Lakeview and Cedar Cottage
In 1891, an interurban line was built to link Vancouver with New Westminster. The line opened up the Kensington-Cedar Cottage area, drawing merchants who opened shops around the Lakeview tram stop at 18th and Commercial as well as farmers. “By comparison with the horse-drawn stages and muddy, rutted roads, the interurban hourly service was a miracle,” writes Michael Kluckner. The Lakeview station was named for the small area around Trout Lake. Prior to 1930, East 19th Avenue was known as Lakeview Drive.
On November 9, 1909, BC Electric’s Interurban passenger car Sumas was travelling east to New Westminster, when it was struck by runaway flatcar heavily loaded with timbers.
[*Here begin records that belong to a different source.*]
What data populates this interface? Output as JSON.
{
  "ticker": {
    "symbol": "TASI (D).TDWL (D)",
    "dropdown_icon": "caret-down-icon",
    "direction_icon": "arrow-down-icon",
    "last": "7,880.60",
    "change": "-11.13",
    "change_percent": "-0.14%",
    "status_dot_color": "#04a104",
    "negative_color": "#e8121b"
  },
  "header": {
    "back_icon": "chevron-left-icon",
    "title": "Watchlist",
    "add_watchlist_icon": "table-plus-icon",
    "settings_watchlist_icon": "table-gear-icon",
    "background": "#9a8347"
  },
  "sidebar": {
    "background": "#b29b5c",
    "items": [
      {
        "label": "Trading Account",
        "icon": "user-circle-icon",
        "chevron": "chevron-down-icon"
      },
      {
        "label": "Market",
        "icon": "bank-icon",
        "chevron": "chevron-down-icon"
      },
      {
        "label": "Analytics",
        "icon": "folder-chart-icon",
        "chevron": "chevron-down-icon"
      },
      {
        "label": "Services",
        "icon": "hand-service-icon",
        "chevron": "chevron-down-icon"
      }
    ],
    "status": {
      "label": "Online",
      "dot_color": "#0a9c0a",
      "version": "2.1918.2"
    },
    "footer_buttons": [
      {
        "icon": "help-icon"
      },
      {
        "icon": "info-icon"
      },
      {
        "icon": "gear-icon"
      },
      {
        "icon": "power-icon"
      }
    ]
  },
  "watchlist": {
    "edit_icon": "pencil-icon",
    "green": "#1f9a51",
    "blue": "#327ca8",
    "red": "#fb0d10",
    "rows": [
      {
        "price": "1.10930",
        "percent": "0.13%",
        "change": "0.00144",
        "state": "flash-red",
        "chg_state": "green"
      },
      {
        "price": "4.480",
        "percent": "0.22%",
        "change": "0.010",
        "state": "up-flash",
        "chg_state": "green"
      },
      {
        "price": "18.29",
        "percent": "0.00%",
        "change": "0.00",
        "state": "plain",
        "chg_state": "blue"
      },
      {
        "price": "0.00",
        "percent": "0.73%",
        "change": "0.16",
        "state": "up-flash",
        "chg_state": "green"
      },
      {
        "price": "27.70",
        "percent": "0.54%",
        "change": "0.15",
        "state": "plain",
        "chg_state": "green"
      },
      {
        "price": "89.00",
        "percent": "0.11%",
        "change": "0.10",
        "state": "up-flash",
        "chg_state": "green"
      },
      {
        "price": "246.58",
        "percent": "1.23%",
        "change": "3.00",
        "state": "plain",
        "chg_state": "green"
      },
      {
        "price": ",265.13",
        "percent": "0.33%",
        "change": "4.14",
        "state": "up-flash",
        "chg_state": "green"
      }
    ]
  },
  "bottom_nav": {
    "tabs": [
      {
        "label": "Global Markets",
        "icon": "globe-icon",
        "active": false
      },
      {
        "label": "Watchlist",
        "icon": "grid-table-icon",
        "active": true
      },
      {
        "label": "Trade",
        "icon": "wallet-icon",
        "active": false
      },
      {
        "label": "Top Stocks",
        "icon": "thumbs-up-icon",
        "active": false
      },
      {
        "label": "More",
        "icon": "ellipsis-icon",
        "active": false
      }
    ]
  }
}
The car was destined for the iron foundry at Nanaimo and 24th Avenue when it uncoupled from its train and began rolling back down the hill towards the lake, gaining strong momentum. The impact released the timbers which shot off the flat car and demolished the Sumas. Of the 24 passengers on board, only one escaped injury; 14 were killed instantly, nine were seriously injured and an additional man later died from injuries. “The accident was one of the most disastrous that has ever occurred on the coast and has caused much distress in the city, where almost all the victims were known,” The Daily News reported. The majority of the victims were employees of the B.C.E.R. catching the first car of the day (which departed at 5:50am) to reach New Westminster in time for work at 7 o’clock. “The residents of Lakeview and Cedar Cottage worked heroically to remove the dead and injured from the debris and alleviate their sufferings,” reported The Delta Times. Twelve of the victims were buried at Mountain View Cemetery.
The accident was the worst transit accident in Vancouver’s history and BC Electric Railway took serious steps to prevent further incidents. The gully immediately east of Hull Street was filled in, the entire line was double-tracked, and the Gladstone Trestle was constructed, making the grade between Lakeview and Nanaimo less severe. In addition, all existing passenger cars were rebuilt and upgraded with the latest safety equipment. Lawsuits over the accident carried on for more than a year, resulting in the BC Electric Railway paying out substantial damages to the families of those killed and injured.
Cedar Cottage Community Garden
Today the accident site is a community garden under the SkyTrain guideway at Victoria and Vanness. The garden was started in May 2008 with 22 raised plots and a small orchard. The garden shed (which displays the Places That Matter plaque) was built within 20 feet of the original Lakeview station. It is a three-quarter scale replica of the building that stood there from approximately 1900-1935.
- “Fourteen Perish, Nine are Injured, When Interurban Cars Collide,” The Daily News. Nov 11, 1909.
- “Fourteen Killed in Accident.” The Delta Times. November 13, 1909, p. 4.
- City of Vancouver. “Kensington-Cedar Cottage History.”
- Peter Finch. “Full Circle.” The Kensington-Cedar Cottage Neighbour.
- Michael Kluckner. Vancouver The Way It Was. North Vancouver: Whitecap Books, 1984.
- Elizabeth Walker. Street Names of Vancouver. Vancouver Historical Society. 1999.
Nearby Places That Matter